Abusive power and control (also controlling behavior and coercive control) is the way that an abusive person gains and maintains power and control over another person in order to subject that victim to psychological, physical, sexual, or financial abuse.The motivations of the abuser are varied and can include devaluation, envy, personal gain, personal gratification, psychological projection, or just for the sake of the enjoyment of exercising power and control.
Controlling abusers use tactics to exert power and control over their victims.
The tactics themselves are psychologically and sometimes physically abusive.
Sorenson and colleagues have called strangulation the domestic violence equivalent of waterboarding, which is widely considered to be a form of torture.
Absolute control may be sought by any of four types of sadists: explosive, enforcing, tyrannical, or spineless sadists.
Understanding these dynamics are useful to anyone trying to extricate from the controlling behavior of another person, and deal with their own compulsions to do things that are uncomfortable, undesirable, burdensome, or self-sacrificing for others.

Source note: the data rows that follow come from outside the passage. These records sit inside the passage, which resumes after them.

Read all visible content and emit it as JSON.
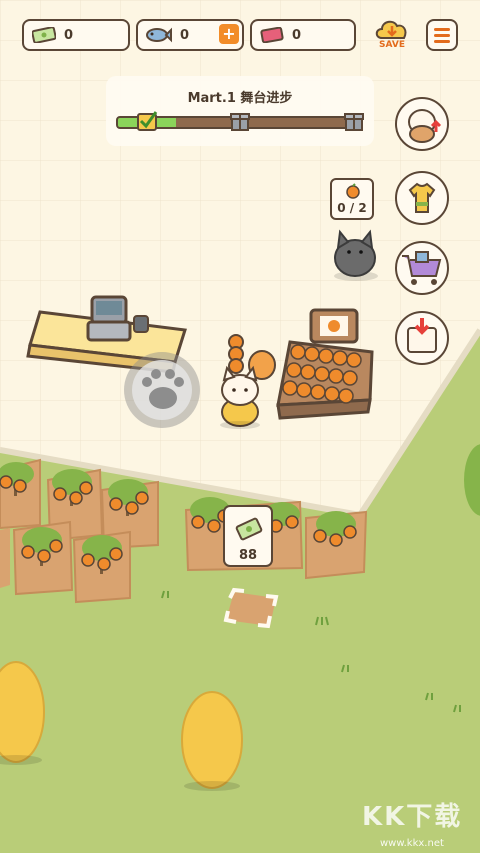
{
  "hud": {
    "cash": "0",
    "fish": "0",
    "ticket": "0",
    "add_label": "+",
    "save_label": "SAVE"
  },
  "progress": {
    "title": "Mart.1 舞台进步",
    "fill_fraction": 0.24
  },
  "order": {
    "count": "0 / 2"
  },
  "plot_price": "88",
  "side_menu": [
    "staff-upgrade-icon",
    "outfit-shirt-icon",
    "shop-cart-icon",
    "task-list-icon"
  ],
  "watermark": {
    "brand": "KK下载",
    "url": "www.kkx.net"
  },
  "colors": {
    "floor": "#fdf6e3",
    "grass": "#b9cd78",
    "outline": "#5a4636",
    "accent": "#f28c28",
    "progress_fill": "#8bd45a"
  }
}
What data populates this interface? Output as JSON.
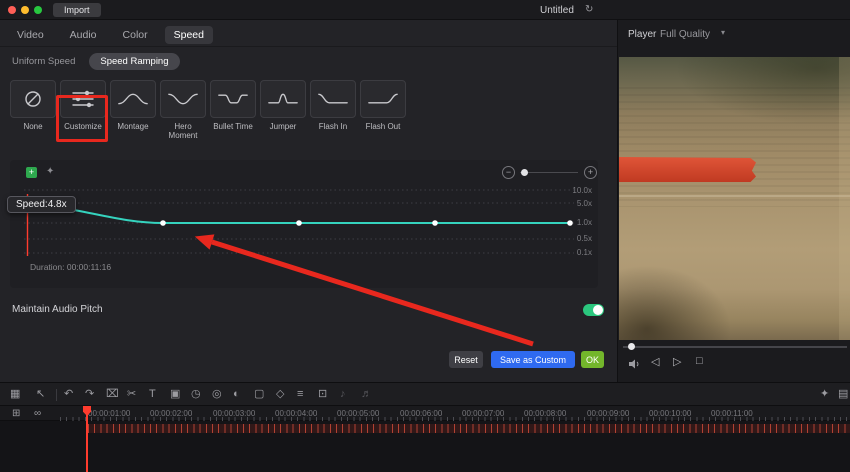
{
  "titlebar": {
    "import_label": "Import",
    "title": "Untitled",
    "sync_glyph": "↻"
  },
  "tabs": [
    {
      "label": "Video",
      "active": false
    },
    {
      "label": "Audio",
      "active": false
    },
    {
      "label": "Color",
      "active": false
    },
    {
      "label": "Speed",
      "active": true
    }
  ],
  "speed_modes": [
    {
      "label": "Uniform Speed",
      "active": false
    },
    {
      "label": "Speed Ramping",
      "active": true
    }
  ],
  "presets": [
    {
      "label": "None"
    },
    {
      "label": "Customize",
      "selected": true
    },
    {
      "label": "Montage"
    },
    {
      "label": "Hero Moment"
    },
    {
      "label": "Bullet Time"
    },
    {
      "label": "Jumper"
    },
    {
      "label": "Flash In"
    },
    {
      "label": "Flash Out"
    }
  ],
  "curve_editor": {
    "tooltip": "Speed:4.8x",
    "duration_label": "Duration: 00:00:11:16",
    "y_axis_labels": [
      "10.0x",
      "5.0x",
      "1.0x",
      "0.5x",
      "0.1x"
    ],
    "header_icons": [
      {
        "name": "add-point-icon",
        "glyph": "+"
      },
      {
        "name": "star-icon",
        "glyph": "✦"
      }
    ],
    "zoom": {
      "minus": "−",
      "plus": "+"
    },
    "curve_points": [
      {
        "position": 0.0,
        "speed": 4.8
      },
      {
        "position": 0.25,
        "speed": 1.0
      },
      {
        "position": 0.5,
        "speed": 1.0
      },
      {
        "position": 0.75,
        "speed": 1.0
      },
      {
        "position": 1.0,
        "speed": 1.0
      }
    ]
  },
  "audio_pitch": {
    "label": "Maintain Audio Pitch",
    "enabled": true
  },
  "footer_buttons": {
    "reset": "Reset",
    "save_as_custom": "Save as Custom",
    "ok": "OK"
  },
  "player": {
    "label": "Player",
    "quality": "Full Quality",
    "chevron": "▾"
  },
  "transport": [
    {
      "name": "frame-back-button",
      "glyph": "◁"
    },
    {
      "name": "play-button",
      "glyph": "▷"
    },
    {
      "name": "stop-button",
      "glyph": "□"
    }
  ],
  "toolbar_icons": [
    {
      "name": "media-grid-icon",
      "glyph": "▦"
    },
    {
      "name": "select-tool-icon",
      "glyph": "↖"
    },
    {
      "name": "undo-icon",
      "glyph": "↶"
    },
    {
      "name": "redo-icon",
      "glyph": "↷"
    },
    {
      "name": "delete-icon",
      "glyph": "⌧"
    },
    {
      "name": "split-icon",
      "glyph": "✂"
    },
    {
      "name": "text-tool-icon",
      "glyph": "T"
    },
    {
      "name": "crop-icon",
      "glyph": "▣"
    },
    {
      "name": "speed-icon",
      "glyph": "◷"
    },
    {
      "name": "snapshot-icon",
      "glyph": "◎"
    },
    {
      "name": "color-icon",
      "glyph": "◐"
    },
    {
      "name": "mask-icon",
      "glyph": "▢"
    },
    {
      "name": "keyframe-icon",
      "glyph": "◇"
    },
    {
      "name": "adjust-icon",
      "glyph": "≡"
    },
    {
      "name": "motion-track-icon",
      "glyph": "⊡"
    },
    {
      "name": "mute-icon",
      "glyph": "♪"
    },
    {
      "name": "detach-audio-icon",
      "glyph": "♬"
    }
  ],
  "toolbar_right_icons": [
    {
      "name": "ai-tools-icon",
      "glyph": "✦"
    },
    {
      "name": "panel-layout-icon",
      "glyph": "▤"
    }
  ],
  "timeline": {
    "icons": [
      {
        "name": "media-stack-icon",
        "glyph": "⊞"
      },
      {
        "name": "link-clips-icon",
        "glyph": "∞"
      }
    ],
    "timecodes": [
      "00:00:01:00",
      "00:00:02:00",
      "00:00:03:00",
      "00:00:04:00",
      "00:00:05:00",
      "00:00:06:00",
      "00:00:07:00",
      "00:00:08:00",
      "00:00:09:00",
      "00:00:10:00",
      "00:00:11:00"
    ]
  },
  "colors": {
    "accent_teal": "#35d3be",
    "annotation_red": "#e8281e",
    "primary_blue": "#2f6af0",
    "confirm_green": "#73b62b",
    "toggle_green": "#2bc77e",
    "playhead_red": "#ff3c2e"
  }
}
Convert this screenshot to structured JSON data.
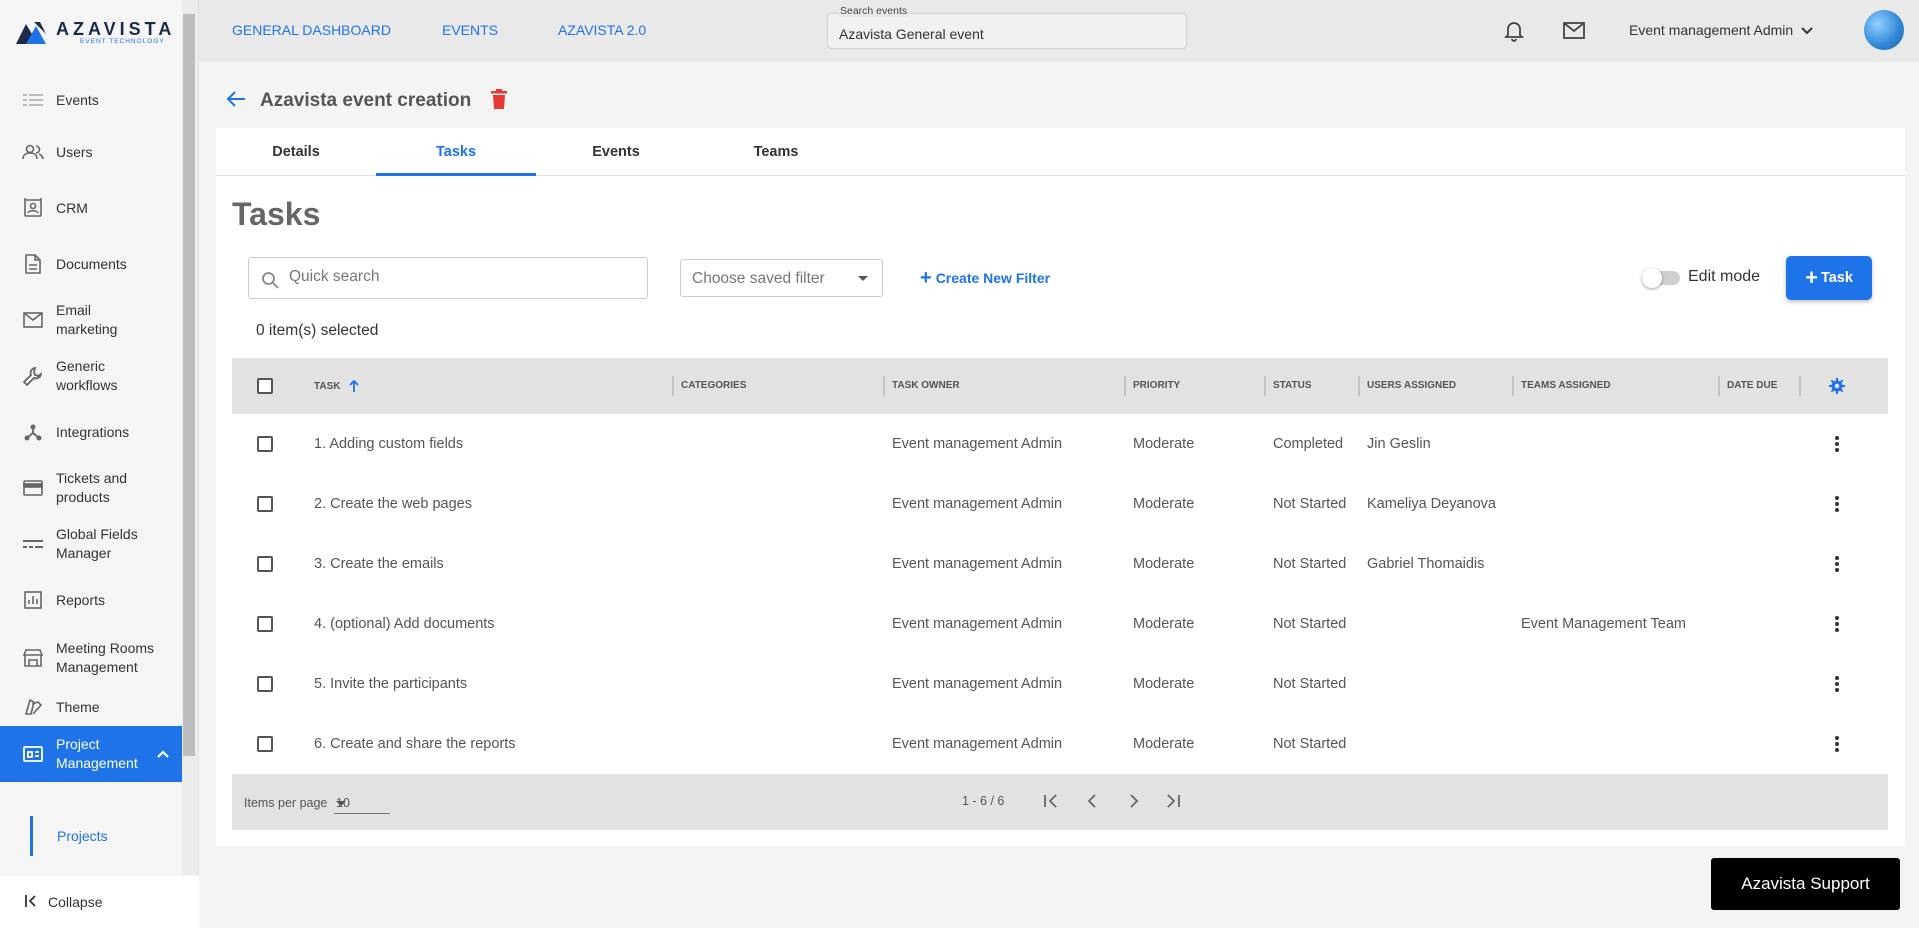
{
  "logo": {
    "wordmark": "AZAVISTA",
    "tagline": "EVENT TECHNOLOGY"
  },
  "topnav": {
    "items": [
      "GENERAL DASHBOARD",
      "EVENTS",
      "AZAVISTA 2.0"
    ]
  },
  "search": {
    "label": "Search events",
    "value": "Azavista General event"
  },
  "user": {
    "name": "Event management Admin"
  },
  "sidebar": {
    "items": [
      {
        "label": "Events",
        "icon": "list-icon"
      },
      {
        "label": "Users",
        "icon": "users-icon"
      },
      {
        "label": "CRM",
        "icon": "contact-card-icon"
      },
      {
        "label": "Documents",
        "icon": "document-icon"
      },
      {
        "label": "Email marketing",
        "icon": "mail-icon"
      },
      {
        "label": "Generic workflows",
        "icon": "wrench-icon"
      },
      {
        "label": "Integrations",
        "icon": "integrations-icon"
      },
      {
        "label": "Tickets and products",
        "icon": "card-icon"
      },
      {
        "label": "Global Fields Manager",
        "icon": "fields-icon"
      },
      {
        "label": "Reports",
        "icon": "bar-chart-icon"
      },
      {
        "label": "Meeting Rooms Management",
        "icon": "store-icon"
      },
      {
        "label": "Theme",
        "icon": "palette-icon"
      },
      {
        "label": "Project Management",
        "icon": "project-icon"
      }
    ],
    "sub_item": "Projects",
    "collapse": "Collapse"
  },
  "page": {
    "title": "Azavista event creation",
    "heading": "Tasks"
  },
  "tabs": [
    "Details",
    "Tasks",
    "Events",
    "Teams"
  ],
  "toolbar": {
    "search_placeholder": "Quick search",
    "filter_placeholder": "Choose saved filter",
    "new_filter": "Create New Filter",
    "edit_mode": "Edit mode",
    "add_task": "Task",
    "selected": "0 item(s) selected"
  },
  "table": {
    "headers": [
      "TASK",
      "CATEGORIES",
      "TASK OWNER",
      "PRIORITY",
      "STATUS",
      "USERS ASSIGNED",
      "TEAMS ASSIGNED",
      "DATE DUE"
    ],
    "rows": [
      {
        "task": "1. Adding custom fields",
        "categories": "",
        "owner": "Event management Admin",
        "priority": "Moderate",
        "status": "Completed",
        "users": "Jin Geslin",
        "teams": "",
        "due": ""
      },
      {
        "task": "2. Create the web pages",
        "categories": "",
        "owner": "Event management Admin",
        "priority": "Moderate",
        "status": "Not Started",
        "users": "Kameliya Deyanova",
        "teams": "",
        "due": ""
      },
      {
        "task": "3. Create the emails",
        "categories": "",
        "owner": "Event management Admin",
        "priority": "Moderate",
        "status": "Not Started",
        "users": "Gabriel Thomaidis",
        "teams": "",
        "due": ""
      },
      {
        "task": "4. (optional) Add documents",
        "categories": "",
        "owner": "Event management Admin",
        "priority": "Moderate",
        "status": "Not Started",
        "users": "",
        "teams": "Event Management Team",
        "due": ""
      },
      {
        "task": "5. Invite the participants",
        "categories": "",
        "owner": "Event management Admin",
        "priority": "Moderate",
        "status": "Not Started",
        "users": "",
        "teams": "",
        "due": ""
      },
      {
        "task": "6. Create and share the reports",
        "categories": "",
        "owner": "Event management Admin",
        "priority": "Moderate",
        "status": "Not Started",
        "users": "",
        "teams": "",
        "due": ""
      }
    ],
    "footer": {
      "items_per_page_label": "Items per page",
      "items_per_page": "10",
      "range": "1 - 6 / 6"
    }
  },
  "support": "Azavista Support",
  "colors": {
    "accent": "#1f73e8",
    "delete": "#e53935",
    "support_bg": "#000000"
  }
}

There are different levels of demands - demands that are of little consequence, demands that involve important issues or personal integrity, demands that affect major life decisions, and/or demands that are dangerous or illegal.
According to Jill Cory and Karen Mc Andless-Davis, authors of When Love Hurts: A Woman's Guide to Understanding Abuse in Relationships: Each of the tactics within the power and control wheel are used to "maintain power and control in the relationship.
No matter what tactics your partner uses, the effect is to control and intimidate you or to influence you to feel that you do not have an equal voice in the relationship." A tool for exerting control and power is the use of threats and coercion.
The silent treatment thereby enables its perpetrator to cause hurt, obtain ongoing attention in the form of repeated attempts by the victim to restore dialogue, maintain a position of power through creating uncertainty over how long the verbal silence and associated impossibility of resolution will last, and derive the satisfaction that the perpetrator associates with each of these consequences.